Cecil B. DeMille’s depiction of the life of Christ is “a reverent spectacle.” The silent film embodies both piety and theatrics, and features a tranquil Christ in the midst of a melodramatic world. DeMille’s nearly 3-hour epic features scenes and Scripture references from all four canonical Gospels, and has a tone of extravagance accompanied by a spiritual admiration for its subject.
The opening scene features Mary of Magdala at a lavish banquet surrounded by fawning male suitors, frustrated that her lover, Judas, has chosen to follow a lowly carpenter from Nazareth instead of her indulgent lifestyle. This entire sequence lacks any biblical basis, but it sets the tone for the film—this will be a dramatic, exuberant telling of the Christ narrative, with a huge production and vivid imagery. The majority of the dialogue and narration are direct quotes from Scripture, including the references on the screen. There are powerful and memorable images—the casting out of the seven demons from Mary Magdalene; the healing of a lunatic child; Jesus carrying a lonely sheep out of the temple; Jesus unknowingly working as a carpenter on a Roman cross. Characters and settings are often set up in the frame like Renaissance paintings, where physical movement and posture communicates the drama of the scenario more than spoken dialogue. The finale on Calvary with the crucifixion is nearly a disaster movie, with lightning, thunder and earthquakes which swallow up bystanders as the temple curtain is torn from a blast of lightning. It’s all a bit over-the-top, but this is DeMille, a master of the extravagant epic.

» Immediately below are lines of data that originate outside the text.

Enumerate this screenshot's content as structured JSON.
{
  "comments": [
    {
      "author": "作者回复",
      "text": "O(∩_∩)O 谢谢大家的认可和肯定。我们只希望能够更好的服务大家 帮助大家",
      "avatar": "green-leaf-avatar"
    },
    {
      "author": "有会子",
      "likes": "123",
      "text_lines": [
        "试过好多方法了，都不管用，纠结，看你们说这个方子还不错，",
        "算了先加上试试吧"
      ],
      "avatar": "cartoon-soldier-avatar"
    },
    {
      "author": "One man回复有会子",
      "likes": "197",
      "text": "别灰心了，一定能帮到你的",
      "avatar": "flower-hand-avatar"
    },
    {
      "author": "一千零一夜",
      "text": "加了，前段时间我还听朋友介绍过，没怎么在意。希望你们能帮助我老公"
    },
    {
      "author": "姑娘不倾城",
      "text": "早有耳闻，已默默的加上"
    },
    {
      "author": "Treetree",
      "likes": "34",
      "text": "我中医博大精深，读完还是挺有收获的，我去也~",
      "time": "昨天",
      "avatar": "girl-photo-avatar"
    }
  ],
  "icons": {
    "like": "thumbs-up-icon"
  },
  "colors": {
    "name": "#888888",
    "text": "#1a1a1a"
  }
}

The Jesus of The King of Kings is a kindly Christ, both calm and powerful. He is esoteric and otherworldly, rarely showing much emotion as the camera bathes him in whitening light. He’s often shown slightly glowing and the brightest point in the frame, drawing all attention towards him in reverential awe. There are very few moments of teaching or sermons, and the emphasis is on Jesus the healer—the very first time we see Jesus is through the opened eyes of a blind child, and even on his way to Calvary, he pauses while carrying the cross to heal a band of lame beggars in an alleyway. H. B. Warner, who would go on to play roles in It’s a Wonderful Life, Sunset Blvd., and The Ten Commandments, portrays Jesus with a peaceful stoicism, a calm confidence about his mission of healing and grace. This portrayal leans more towards the divine nature of Christ rather than his humanity, and one wouldn’t be surprised to see him floating off the screen in shining, holy radiance. The final scene of the ascended Christ shows him framed against a modern cityscape with the promise that he will be “with you always.” It’s a significant image, as DeMille’s film seems to take the Great Commission seriously to take the Gospel message to the ends of the earth.

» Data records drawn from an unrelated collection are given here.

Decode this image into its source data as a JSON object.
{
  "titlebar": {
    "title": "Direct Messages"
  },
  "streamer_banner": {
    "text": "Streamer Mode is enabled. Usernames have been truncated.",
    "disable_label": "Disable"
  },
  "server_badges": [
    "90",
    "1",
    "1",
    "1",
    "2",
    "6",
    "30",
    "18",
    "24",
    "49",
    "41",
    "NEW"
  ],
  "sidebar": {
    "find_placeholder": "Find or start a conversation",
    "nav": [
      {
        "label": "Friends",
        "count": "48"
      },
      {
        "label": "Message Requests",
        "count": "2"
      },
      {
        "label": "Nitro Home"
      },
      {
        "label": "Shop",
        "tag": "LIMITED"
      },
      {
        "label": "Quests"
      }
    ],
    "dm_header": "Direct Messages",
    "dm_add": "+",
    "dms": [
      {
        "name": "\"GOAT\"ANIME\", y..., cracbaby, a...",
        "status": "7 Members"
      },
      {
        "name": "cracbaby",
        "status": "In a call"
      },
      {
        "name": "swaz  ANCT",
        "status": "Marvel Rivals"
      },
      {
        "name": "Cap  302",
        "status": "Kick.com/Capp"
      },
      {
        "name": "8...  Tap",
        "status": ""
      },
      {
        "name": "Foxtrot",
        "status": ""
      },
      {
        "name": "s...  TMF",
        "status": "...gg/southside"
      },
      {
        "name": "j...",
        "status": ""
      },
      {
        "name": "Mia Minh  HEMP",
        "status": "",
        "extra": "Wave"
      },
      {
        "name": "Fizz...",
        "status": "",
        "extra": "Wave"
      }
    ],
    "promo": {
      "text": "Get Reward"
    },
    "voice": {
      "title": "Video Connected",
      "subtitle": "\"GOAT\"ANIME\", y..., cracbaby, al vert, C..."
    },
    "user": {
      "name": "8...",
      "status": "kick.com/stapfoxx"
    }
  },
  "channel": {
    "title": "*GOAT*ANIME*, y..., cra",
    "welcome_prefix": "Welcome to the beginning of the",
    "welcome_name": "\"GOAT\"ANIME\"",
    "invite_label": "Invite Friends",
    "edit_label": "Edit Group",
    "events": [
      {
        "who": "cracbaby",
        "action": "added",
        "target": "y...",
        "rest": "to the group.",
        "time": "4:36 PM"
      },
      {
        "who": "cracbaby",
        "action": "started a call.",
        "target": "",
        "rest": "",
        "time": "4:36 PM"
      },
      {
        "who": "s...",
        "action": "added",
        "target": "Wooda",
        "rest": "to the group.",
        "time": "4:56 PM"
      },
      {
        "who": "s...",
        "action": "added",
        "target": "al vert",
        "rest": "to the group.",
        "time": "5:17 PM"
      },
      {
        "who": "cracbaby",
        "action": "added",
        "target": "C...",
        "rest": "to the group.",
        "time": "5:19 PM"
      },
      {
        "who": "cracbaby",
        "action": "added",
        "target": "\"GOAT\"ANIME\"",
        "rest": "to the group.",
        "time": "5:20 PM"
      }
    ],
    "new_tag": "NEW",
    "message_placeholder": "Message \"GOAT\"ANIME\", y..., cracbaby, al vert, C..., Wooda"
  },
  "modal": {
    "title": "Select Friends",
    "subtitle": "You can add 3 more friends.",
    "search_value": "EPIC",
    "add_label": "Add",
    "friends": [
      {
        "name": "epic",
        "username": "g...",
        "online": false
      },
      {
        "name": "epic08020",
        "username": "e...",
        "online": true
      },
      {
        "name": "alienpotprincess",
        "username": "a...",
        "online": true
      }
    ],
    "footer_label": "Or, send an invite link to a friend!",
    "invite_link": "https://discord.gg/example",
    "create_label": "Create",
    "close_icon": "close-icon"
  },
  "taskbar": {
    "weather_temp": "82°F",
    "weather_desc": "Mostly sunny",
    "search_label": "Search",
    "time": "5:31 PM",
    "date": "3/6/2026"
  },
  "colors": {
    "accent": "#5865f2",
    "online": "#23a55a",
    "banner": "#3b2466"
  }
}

Overall, The King of Kings is remarkably faithful to the Biblical text while having a unique and grand aesthetic. It’s a spectacle, to be sure, and some of the more melodramatic acting moments are almost laughable to modern audiences. However, its flamboyant production has a sense of bigness, a grandeur fit for the exalted King of Kings and Lord of Lords. DeMille was proud that his film became the most widely viewed Jesus film in the world in the first half of the 20th century, and it’s certainly a Jesus film worth seeking and watching today.